Image from TERRA
Mon, 23 Mar 2020 09:20 EDT

Agricultural fires, most likely, cropping up in Cuba in March 2020.

Image from TERRA
Tue, 10 Mar 2020 16:51 EDT

A NASA study has found a link between climate change effects on the productivity of grasslands and the growing number of bison in Yellowstone National Park. The data, which came from two NASA Earth science satellites, shows daily vegetation growth for the past 20 years and can be used to help forecast the movements of bison, aiding conservation eff

Image from TERRA
Mon, 03 Feb 2020 10:23 EST

Australia has already been in a fiery situation for months so another fire starting in the Canberra region and spreading so quickly is nothing short of a tragedy for this country.

Category: News and Events

News and Events

In order to improve the accuracy of data and gain insights that would be difficult to achieve with one instrument alone, researchers have started combining data from Terra’s five instruments: ASTER, CERES, MISR, MODIS, and MOPITT. The result, Terra Fusion, a new dataset and toolkit. Read more https://earthdata.nasa.gov/learn/articles/tools-and-technology-articles/introducing-terra-fusion

Dr. Kurt Thome, Terra Project Scientist was featured in a Data Chat – short, informal discussions with scientists, managers, and members of NASA’s diverse data-user community. Thome provides personal insights into how Terra data are being used around the world, along with a glimpse into how these data, products, and services may be used in the future. Read more https://earthdata.nasa.gov/learn/data-chat/data-chat-dr-kurt-thome.

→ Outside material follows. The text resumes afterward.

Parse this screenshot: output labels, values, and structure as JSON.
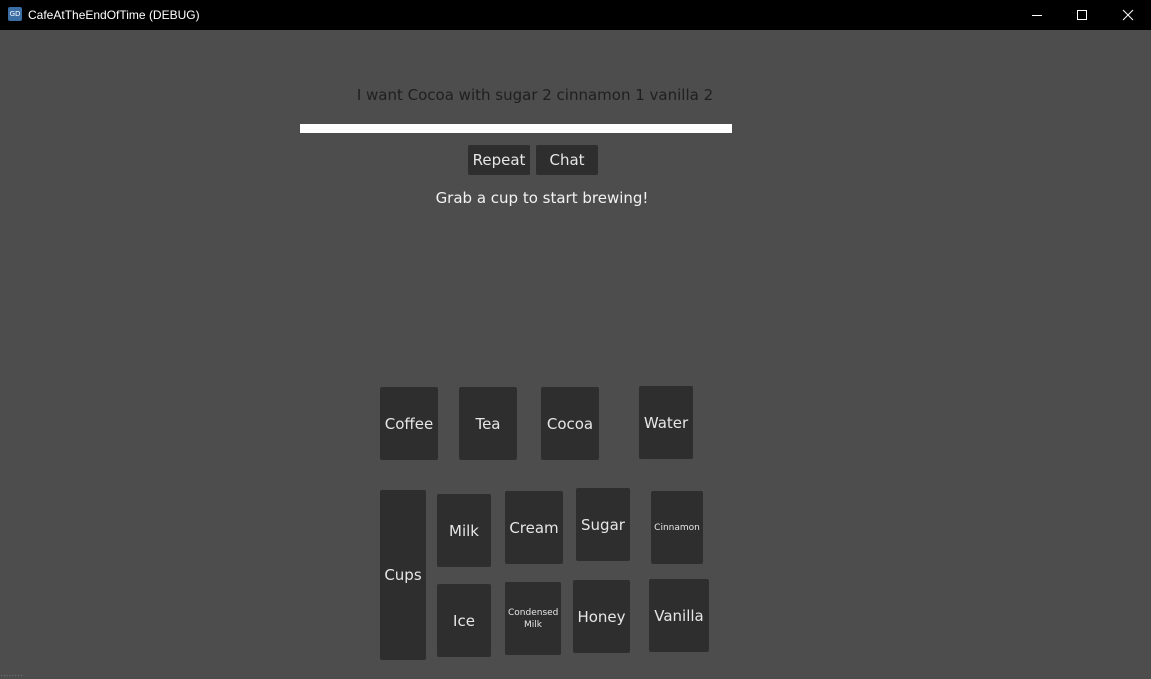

What do you get when you have an Earth observing satellite mission that collects science-quality data from five instruments for more than 20 years? You get groundbreaking science, more than 20,000 peer-reviewed publications, and a critical understanding of how our planet works. In other words, you get NASA’s Terra mission. Read about how the instruments aboard NASA’s flagship Earth observing mission are compiling a monumental climate data record and what this means for you in “Terra: Five Instruments—One Monumental Data Record,” now available on NASA’s Earthdata website.

Terra’s MODIS and MISR instruments were featured in an article in AGU’s eos.org, titled, A Global Perspective on Wildfires. The article, written by Ralph Kahn, highlights how twenty years of satellite data are used in wildfire management.

“Remote sensing instruments are relatively blunt objects for characterizing wildfires and their impacts, compared with traditional in situ monitoring. However, they offer the advantage of providing frequent, broad coverage at minimal incremental cost and at no risk to observers. Over the past 20 years, the research community has developed tools and techniques to capture key aspects of fire behavior and impacts, with data from spaceborne instruments such as the Moderate Resolution Imaging Spectroradiometers (MODIS) aboard NASA’s Terra and Aqua satellites and the Multiangle Imaging Spectroradiometer (MISR) aboard Terra. This article reviews selected contributions that satellite instruments are making to advance our understanding and monitoring of, as well as our responses to, wildfires globally.”

-Ralph Kahn, A Global Perspective on Wildfires

NASA’s The Earth Observer’s November-December Issue highlighted Terra and the accomplishments of the team of scientists and engineers who contribute to Terra’s twenty years of valuable scientific data collection.

The Terra team was recognized as the recipient fo the 2019 Pecora Group Award.

Terra’s contributions to how we view our entire planet, affectionately called the Blue Marble, were recognized as part of the Blue Marble story.

Additionally, NASA’s Earth Observatory, known for being a major source to the public of images, stories, and discoveries about the environment, Earth systems, and climate that emerge from NASA research, was featured for their twenty years of operation. NASA’s Earth Observatory website was born out of Terra’s education and outreach initiative during launch.

Read about Terra and twenty years of Earth systems satellite science in their November-December issue:

https://eospso.nasa.gov/sites/default/files/eo_pdfs/Nov_Dec_2019_color_508.pdf